Japan Risks Deflation as CGPI Sees Steep Decline in April
Arslan Butt • 1 min read
Wholesale prices in Japan experienced the sharpest fall in almost four years during April, raising fears about a possible deflation hitting the economy amid the ongoing coronavirus pandemic. The corporate goods price index (CGPI), a key measure of how much companies charge each other for goods and services, fell by 2.3% YoY in April, worse than last month’s 0.4% decline and economists’ forecast for a 1.6% decline.
This was the steepest fall on CGPI seen since November 2016 and was driven by a sharp decline in prices for oil and nonferrous metals. Meanwhile, domestic final goods prices were down by 2.5% YoY for the month of April.
Despite the several stimulus measures unveiled by the government and the BOJ, Japan’s economy is expected to slip into a severe recession as a result of the pandemic which has severely impacted both domestic demand as well as international trade.
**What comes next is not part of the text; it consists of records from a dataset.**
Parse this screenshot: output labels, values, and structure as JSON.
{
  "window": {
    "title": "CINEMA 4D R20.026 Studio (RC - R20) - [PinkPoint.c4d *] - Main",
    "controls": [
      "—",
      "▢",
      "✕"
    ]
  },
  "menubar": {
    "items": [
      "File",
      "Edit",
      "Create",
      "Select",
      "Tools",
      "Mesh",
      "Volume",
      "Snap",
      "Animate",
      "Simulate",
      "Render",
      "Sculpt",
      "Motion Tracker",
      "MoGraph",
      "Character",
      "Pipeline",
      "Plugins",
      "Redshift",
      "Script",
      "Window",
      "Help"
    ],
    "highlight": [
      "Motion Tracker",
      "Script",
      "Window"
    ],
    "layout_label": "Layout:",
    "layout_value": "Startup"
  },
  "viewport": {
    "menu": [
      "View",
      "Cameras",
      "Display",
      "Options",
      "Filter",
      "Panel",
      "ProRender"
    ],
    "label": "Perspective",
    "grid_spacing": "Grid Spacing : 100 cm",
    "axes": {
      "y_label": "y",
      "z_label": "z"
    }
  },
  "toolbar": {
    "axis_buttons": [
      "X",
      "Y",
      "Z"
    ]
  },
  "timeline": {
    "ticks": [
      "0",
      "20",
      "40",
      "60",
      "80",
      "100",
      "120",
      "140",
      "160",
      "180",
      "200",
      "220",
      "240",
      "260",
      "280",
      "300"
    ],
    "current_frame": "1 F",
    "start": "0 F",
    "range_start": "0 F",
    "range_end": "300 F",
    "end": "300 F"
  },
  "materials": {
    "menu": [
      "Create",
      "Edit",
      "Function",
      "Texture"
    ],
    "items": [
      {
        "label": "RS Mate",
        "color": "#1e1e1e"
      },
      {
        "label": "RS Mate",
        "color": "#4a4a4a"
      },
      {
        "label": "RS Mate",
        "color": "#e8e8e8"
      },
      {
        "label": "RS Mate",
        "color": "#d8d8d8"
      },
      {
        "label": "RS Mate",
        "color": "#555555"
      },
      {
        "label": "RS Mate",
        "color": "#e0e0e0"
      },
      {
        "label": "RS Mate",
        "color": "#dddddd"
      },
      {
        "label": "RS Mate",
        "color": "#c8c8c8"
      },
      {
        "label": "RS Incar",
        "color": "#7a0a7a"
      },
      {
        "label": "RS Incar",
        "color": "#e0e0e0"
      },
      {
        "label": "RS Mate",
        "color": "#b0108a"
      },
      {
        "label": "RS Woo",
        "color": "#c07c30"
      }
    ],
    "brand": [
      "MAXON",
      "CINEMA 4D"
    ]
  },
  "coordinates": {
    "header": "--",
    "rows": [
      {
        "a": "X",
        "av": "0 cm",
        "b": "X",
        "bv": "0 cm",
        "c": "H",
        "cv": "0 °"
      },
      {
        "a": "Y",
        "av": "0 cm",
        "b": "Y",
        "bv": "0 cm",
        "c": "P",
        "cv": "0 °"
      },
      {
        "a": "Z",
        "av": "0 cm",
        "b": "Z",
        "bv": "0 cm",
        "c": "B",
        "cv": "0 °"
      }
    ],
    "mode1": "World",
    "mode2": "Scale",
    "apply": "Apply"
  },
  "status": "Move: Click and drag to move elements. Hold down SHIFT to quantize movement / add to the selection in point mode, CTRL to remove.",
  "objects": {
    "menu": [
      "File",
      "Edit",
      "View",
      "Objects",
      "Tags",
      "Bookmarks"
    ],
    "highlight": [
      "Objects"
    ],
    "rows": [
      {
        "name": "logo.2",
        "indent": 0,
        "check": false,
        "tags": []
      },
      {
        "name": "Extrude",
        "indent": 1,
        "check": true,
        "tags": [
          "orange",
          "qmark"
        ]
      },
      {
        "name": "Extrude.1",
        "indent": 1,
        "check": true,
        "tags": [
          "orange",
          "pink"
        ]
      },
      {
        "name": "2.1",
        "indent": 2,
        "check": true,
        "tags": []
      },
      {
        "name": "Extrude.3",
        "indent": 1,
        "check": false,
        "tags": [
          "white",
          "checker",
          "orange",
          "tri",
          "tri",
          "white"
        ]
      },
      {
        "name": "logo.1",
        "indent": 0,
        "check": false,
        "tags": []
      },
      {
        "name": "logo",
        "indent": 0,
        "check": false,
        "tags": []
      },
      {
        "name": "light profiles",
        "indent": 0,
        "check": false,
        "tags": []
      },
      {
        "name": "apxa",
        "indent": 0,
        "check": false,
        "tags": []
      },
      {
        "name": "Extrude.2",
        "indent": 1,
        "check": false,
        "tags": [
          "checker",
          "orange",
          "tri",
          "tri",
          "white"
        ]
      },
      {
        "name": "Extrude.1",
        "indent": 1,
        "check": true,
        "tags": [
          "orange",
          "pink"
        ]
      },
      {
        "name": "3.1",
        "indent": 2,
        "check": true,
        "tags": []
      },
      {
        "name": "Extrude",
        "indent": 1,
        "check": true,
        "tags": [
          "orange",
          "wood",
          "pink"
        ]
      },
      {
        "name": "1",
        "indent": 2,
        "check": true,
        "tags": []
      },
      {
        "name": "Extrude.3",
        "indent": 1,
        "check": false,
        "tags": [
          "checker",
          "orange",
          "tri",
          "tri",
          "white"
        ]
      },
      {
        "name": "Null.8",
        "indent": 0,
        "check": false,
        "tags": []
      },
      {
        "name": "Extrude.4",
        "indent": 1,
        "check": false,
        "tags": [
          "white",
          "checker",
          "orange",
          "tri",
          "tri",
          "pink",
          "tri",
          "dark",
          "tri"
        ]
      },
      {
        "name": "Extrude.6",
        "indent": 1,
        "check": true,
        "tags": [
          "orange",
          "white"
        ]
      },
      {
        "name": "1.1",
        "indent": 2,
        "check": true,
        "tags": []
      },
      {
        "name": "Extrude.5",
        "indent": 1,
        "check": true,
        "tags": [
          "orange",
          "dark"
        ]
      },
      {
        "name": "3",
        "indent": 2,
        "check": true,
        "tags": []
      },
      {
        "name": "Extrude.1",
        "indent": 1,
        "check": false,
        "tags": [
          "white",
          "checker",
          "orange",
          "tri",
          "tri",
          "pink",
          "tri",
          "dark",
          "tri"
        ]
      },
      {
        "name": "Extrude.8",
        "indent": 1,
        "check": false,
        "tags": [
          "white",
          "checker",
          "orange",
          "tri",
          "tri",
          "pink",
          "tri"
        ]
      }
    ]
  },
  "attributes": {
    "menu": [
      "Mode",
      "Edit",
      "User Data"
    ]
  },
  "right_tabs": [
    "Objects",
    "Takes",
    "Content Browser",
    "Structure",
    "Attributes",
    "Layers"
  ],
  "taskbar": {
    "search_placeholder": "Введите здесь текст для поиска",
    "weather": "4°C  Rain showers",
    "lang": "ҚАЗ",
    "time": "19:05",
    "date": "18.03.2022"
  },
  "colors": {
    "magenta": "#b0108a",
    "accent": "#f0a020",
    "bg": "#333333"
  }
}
With rates already in the negative territory, the BOJ has limited tools for monetary easing, but still announced more risky asset purchases and increased buying of government bonds in April.
Notwithstanding these measures, the recent figures indicate that consumer inflation in Japan is far from the central bank’s 2% target, and is likely to remain under pressure in the coming months.